→ EXERCISE INSTRUCTIONS:
Each line of the data below must be given again exactly as written.

→ GIVEN RECORDS:
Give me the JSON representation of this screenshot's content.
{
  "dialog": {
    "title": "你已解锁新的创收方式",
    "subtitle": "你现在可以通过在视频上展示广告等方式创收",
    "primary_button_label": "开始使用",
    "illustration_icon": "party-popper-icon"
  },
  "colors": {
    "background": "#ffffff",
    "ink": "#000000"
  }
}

→ TASK OUTPUT:
Give me the JSON representation of this screenshot's content.
{
  "dialog": {
    "title": "你已解锁新的创收方式",
    "subtitle": "你现在可以通过在视频上展示广告等方式创收",
    "primary_button_label": "开始使用",
    "illustration_icon": "party-popper-icon"
  },
  "colors": {
    "background": "#ffffff",
    "ink": "#000000"
  }
}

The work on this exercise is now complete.